It was reported recently that Guinness had overtaken Carling* to become, for the first time, the best-selling beer brand in the UK. The makers of Carling were quick to point out that they were still selling more in volume terms, but of course this is an admission that Guinness, which is only 0.1% ABV stronger, was achieving a price premium over them.
One of the reasons behind this is that Diageo, the owners of Guinness, have over the years been very assiduous in protecting and developing the image of their product. They have linked it to sport, particularly Rugby Union, they have stressed its Irish heritage and they have protected its position as a premium product by doing their best to avoid deep discounting. They have successfully avoided any connotations of it being an old man’s drink, despite flying in the face of modern trends by being a dark beer, and they have come up with some of the most memorable and iconic advertising of any alcohol brand.
Possibly this is helped by the fact that Guinness is the only major beer brand in Diageo’s portfolio, so they can concentrate single-mindedly on it, whereas if it belonged to a brewing conglomerate attention might be diluted. This can be compared with Stella Artois, which in the 1980s enjoyed a similar position as a respected premium product, but where the brand equity has steadily been undermined by its owners through cheapening the recipe and reducing the strength, to the extent that it is just another commodity product today.

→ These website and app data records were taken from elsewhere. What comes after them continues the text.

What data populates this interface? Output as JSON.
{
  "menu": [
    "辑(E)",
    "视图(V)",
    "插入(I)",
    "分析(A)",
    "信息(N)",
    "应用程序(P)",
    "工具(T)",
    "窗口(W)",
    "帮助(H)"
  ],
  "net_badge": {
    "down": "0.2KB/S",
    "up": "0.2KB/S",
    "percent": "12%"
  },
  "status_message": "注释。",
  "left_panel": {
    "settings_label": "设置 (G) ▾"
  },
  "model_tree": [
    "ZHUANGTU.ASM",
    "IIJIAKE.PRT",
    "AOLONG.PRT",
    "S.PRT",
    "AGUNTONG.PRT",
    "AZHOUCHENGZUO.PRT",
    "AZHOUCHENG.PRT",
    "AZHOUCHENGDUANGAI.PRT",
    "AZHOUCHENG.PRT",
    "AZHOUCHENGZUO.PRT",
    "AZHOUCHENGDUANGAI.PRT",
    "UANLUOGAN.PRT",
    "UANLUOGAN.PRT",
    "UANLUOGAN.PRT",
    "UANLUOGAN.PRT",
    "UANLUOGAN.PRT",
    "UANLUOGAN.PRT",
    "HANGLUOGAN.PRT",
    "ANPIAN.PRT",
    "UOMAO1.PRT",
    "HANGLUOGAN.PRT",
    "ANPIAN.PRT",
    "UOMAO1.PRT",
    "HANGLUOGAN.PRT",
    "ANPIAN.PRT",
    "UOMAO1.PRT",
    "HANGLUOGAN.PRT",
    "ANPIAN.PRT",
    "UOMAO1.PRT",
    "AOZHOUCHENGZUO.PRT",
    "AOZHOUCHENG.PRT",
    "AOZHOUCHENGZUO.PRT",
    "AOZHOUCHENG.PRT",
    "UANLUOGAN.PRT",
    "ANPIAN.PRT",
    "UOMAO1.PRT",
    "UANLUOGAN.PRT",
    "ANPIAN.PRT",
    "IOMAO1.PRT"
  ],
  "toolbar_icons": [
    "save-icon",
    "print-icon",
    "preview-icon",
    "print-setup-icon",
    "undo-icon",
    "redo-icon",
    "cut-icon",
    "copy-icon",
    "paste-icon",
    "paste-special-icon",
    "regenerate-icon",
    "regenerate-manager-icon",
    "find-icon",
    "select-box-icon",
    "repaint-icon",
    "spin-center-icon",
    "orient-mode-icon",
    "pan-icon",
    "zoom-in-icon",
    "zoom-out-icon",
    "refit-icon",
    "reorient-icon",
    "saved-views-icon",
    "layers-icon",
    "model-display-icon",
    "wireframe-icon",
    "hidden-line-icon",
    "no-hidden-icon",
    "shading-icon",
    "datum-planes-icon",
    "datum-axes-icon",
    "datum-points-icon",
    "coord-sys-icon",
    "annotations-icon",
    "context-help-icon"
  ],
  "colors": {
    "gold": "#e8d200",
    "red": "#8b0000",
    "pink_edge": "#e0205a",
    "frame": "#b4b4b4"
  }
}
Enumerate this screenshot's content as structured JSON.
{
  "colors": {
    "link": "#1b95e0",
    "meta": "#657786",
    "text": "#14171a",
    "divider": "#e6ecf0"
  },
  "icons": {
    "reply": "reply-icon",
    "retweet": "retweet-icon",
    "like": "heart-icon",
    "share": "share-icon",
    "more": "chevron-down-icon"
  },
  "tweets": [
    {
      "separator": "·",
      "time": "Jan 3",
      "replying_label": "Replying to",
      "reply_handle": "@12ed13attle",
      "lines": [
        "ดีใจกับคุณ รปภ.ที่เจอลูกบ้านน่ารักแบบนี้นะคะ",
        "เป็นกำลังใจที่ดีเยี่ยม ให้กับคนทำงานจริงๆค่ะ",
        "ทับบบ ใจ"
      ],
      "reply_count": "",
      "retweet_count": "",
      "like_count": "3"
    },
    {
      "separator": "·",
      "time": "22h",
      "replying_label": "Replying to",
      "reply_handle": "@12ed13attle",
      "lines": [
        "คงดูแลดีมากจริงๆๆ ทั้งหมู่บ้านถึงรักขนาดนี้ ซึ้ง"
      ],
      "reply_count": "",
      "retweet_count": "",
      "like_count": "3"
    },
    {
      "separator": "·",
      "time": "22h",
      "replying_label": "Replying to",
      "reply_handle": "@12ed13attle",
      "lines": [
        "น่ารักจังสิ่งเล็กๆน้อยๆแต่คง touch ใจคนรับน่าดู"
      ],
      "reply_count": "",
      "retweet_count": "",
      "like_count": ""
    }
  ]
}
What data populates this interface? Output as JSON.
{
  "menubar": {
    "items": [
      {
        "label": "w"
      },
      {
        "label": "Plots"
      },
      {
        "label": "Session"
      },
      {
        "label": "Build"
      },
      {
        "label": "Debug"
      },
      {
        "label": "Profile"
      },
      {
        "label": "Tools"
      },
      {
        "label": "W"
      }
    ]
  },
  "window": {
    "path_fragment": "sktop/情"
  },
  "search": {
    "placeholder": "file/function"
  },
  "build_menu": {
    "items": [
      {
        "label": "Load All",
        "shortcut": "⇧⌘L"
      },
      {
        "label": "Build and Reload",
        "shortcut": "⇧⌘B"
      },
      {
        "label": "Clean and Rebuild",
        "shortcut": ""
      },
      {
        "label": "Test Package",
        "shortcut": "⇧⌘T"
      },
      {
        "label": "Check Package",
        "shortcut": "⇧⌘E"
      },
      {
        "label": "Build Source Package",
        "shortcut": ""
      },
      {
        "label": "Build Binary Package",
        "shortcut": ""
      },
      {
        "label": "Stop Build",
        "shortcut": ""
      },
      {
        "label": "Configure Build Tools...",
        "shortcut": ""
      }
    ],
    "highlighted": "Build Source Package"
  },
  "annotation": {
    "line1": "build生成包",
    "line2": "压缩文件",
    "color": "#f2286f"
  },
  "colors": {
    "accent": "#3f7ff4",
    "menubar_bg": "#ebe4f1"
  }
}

The result is that Guinness, more than any other mass-market beer, is seen as being a cool product in pubs and bars, and very much something they have to stock. In a group of people, the choice of where to go may well be determined by the Guinness drinker objecting to the place that doesn’t stock it, just as the cask drinker would. Any pub not offering Guinness will have to contend with the problem of people asking for it by name, and then having to explain “we have XXX stout, which we think is better”, just as other cola brands had to cope with customers asking for Coke. Anyone remember “It’s McDonald’s cola, is that OK?”
This means that trying to compete with Guinness is an uphill struggle. If you are a brewer with your own pub estate, you have a captive market, and Sam Smith’s have produced their own Extra Stout for years, which many people view as superior to Guinness. Holt’s have recently emulated them with Trailblazer Stout. They have also replaced all mass-market lagers with their own products. And BrewDog have recently launched their own Black Heart stout which no doubt will find favour in craft-oriented bars. But if you’re a pubco or free trader with no brewery links, ditching Guinness may seem a foolhardy move.
Guinness is often defeated by competitor products in blindfolded taste tests, such as this one carried out by Holt’s for Trailblazer. The same was true of Coke vs Pepsi. But in fact in a blind test people tend to pick out the option with the strongest flavour, which isn’t necessarily reflected in decisions across the bar. In fact, one of Guinness’s key attractions is that it is relatively bland and inoffensive, so it doesn’t put too many people off. The same is true of top-selling brands of any products. Competitor stouts tend to emphasise the roastiness more, which may appeal to beer aficionados, but is likely to deter many mainstream drinkers. I have to say I’m not really a fan of roasty beers and, while I like dark mellow ales, I tend to steer clear of cask stouts for that reason.
Possibly this news also says something about the health of the lager market. Some people have speculated that, just as bitter superseded mild as the leading beer, and lager in its turn superseded bitter, something else will eventually take over from lager. In reality, I don’t really see this happening. These changes occurred in an insular British beer market, whereas pale lager has become the default beer worldwide. In a sense, Britain was just belatedly catching up with the rest of world.
But there’s no denying that the lager sector is looking distinctly tired. The concocted Spanish lager Madri looks less like a brilliant innovation and more like a last desperate throw of the dice. Part of the problem is that the vast majority of the established lager brands are lacklustre products that for whatever reason don’t live up to the original beers they’re based on. They’re increasingly seen as just interchangeable commodity brands. The one exception is Peroni, which is intrinsically a pretty good beer and where the brand owners seem to have taken a leaf out of Guinness’s strategy book. And maybe what the sector needs is for the existing brands to be cherished on a long-term bases rather than constantly looking for a new gimmick.
* It would be interesting to know what Carling itself superseded in the 70s or 80s